Problem requirements — Reproduce all of the entries below exactly, without a single change.

Interface dataset entries:
|---|
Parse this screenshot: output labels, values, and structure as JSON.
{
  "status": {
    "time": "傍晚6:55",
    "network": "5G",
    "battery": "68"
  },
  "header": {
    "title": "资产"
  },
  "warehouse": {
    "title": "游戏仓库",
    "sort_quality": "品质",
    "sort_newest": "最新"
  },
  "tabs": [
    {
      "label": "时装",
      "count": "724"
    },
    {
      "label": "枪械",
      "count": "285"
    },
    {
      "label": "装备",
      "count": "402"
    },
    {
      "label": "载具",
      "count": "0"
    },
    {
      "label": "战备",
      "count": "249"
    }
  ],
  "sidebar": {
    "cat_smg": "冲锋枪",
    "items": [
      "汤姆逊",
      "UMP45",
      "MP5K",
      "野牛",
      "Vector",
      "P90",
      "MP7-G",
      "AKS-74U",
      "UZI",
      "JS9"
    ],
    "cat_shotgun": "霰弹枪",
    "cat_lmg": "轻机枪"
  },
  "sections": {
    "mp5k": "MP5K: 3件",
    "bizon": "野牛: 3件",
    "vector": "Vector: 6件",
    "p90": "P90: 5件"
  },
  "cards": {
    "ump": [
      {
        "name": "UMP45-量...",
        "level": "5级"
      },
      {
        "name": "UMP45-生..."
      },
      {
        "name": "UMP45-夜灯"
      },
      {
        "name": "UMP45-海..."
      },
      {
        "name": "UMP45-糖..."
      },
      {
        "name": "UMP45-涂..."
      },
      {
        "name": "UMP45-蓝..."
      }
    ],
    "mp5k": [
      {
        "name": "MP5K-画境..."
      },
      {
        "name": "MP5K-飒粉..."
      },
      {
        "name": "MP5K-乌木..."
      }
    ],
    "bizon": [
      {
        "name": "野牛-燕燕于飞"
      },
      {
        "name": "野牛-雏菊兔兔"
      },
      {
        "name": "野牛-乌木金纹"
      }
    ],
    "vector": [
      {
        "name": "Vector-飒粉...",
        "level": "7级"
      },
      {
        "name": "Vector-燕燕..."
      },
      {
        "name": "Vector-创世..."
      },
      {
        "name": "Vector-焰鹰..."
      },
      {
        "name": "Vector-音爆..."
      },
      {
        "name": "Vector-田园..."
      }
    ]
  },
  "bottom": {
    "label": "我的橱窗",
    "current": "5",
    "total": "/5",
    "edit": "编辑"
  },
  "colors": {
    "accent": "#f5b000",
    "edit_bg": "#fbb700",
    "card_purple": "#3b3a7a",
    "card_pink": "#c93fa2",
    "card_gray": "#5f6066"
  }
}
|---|
Response —
Parse this screenshot: output labels, values, and structure as JSON.
{
  "status": {
    "time": "傍晚6:55",
    "network": "5G",
    "battery": "68"
  },
  "header": {
    "title": "资产"
  },
  "warehouse": {
    "title": "游戏仓库",
    "sort_quality": "品质",
    "sort_newest": "最新"
  },
  "tabs": [
    {
      "label": "时装",
      "count": "724"
    },
    {
      "label": "枪械",
      "count": "285"
    },
    {
      "label": "装备",
      "count": "402"
    },
    {
      "label": "载具",
      "count": "0"
    },
    {
      "label": "战备",
      "count": "249"
    }
  ],
  "sidebar": {
    "cat_smg": "冲锋枪",
    "items": [
      "汤姆逊",
      "UMP45",
      "MP5K",
      "野牛",
      "Vector",
      "P90",
      "MP7-G",
      "AKS-74U",
      "UZI",
      "JS9"
    ],
    "cat_shotgun": "霰弹枪",
    "cat_lmg": "轻机枪"
  },
  "sections": {
    "mp5k": "MP5K: 3件",
    "bizon": "野牛: 3件",
    "vector": "Vector: 6件",
    "p90": "P90: 5件"
  },
  "cards": {
    "ump": [
      {
        "name": "UMP45-量...",
        "level": "5级"
      },
      {
        "name": "UMP45-生..."
      },
      {
        "name": "UMP45-夜灯"
      },
      {
        "name": "UMP45-海..."
      },
      {
        "name": "UMP45-糖..."
      },
      {
        "name": "UMP45-涂..."
      },
      {
        "name": "UMP45-蓝..."
      }
    ],
    "mp5k": [
      {
        "name": "MP5K-画境..."
      },
      {
        "name": "MP5K-飒粉..."
      },
      {
        "name": "MP5K-乌木..."
      }
    ],
    "bizon": [
      {
        "name": "野牛-燕燕于飞"
      },
      {
        "name": "野牛-雏菊兔兔"
      },
      {
        "name": "野牛-乌木金纹"
      }
    ],
    "vector": [
      {
        "name": "Vector-飒粉...",
        "level": "7级"
      },
      {
        "name": "Vector-燕燕..."
      },
      {
        "name": "Vector-创世..."
      },
      {
        "name": "Vector-焰鹰..."
      },
      {
        "name": "Vector-音爆..."
      },
      {
        "name": "Vector-田园..."
      }
    ]
  },
  "bottom": {
    "label": "我的橱窗",
    "current": "5",
    "total": "/5",
    "edit": "编辑"
  },
  "colors": {
    "accent": "#f5b000",
    "edit_bg": "#fbb700",
    "card_purple": "#3b3a7a",
    "card_pink": "#c93fa2",
    "card_gray": "#5f6066"
  }
}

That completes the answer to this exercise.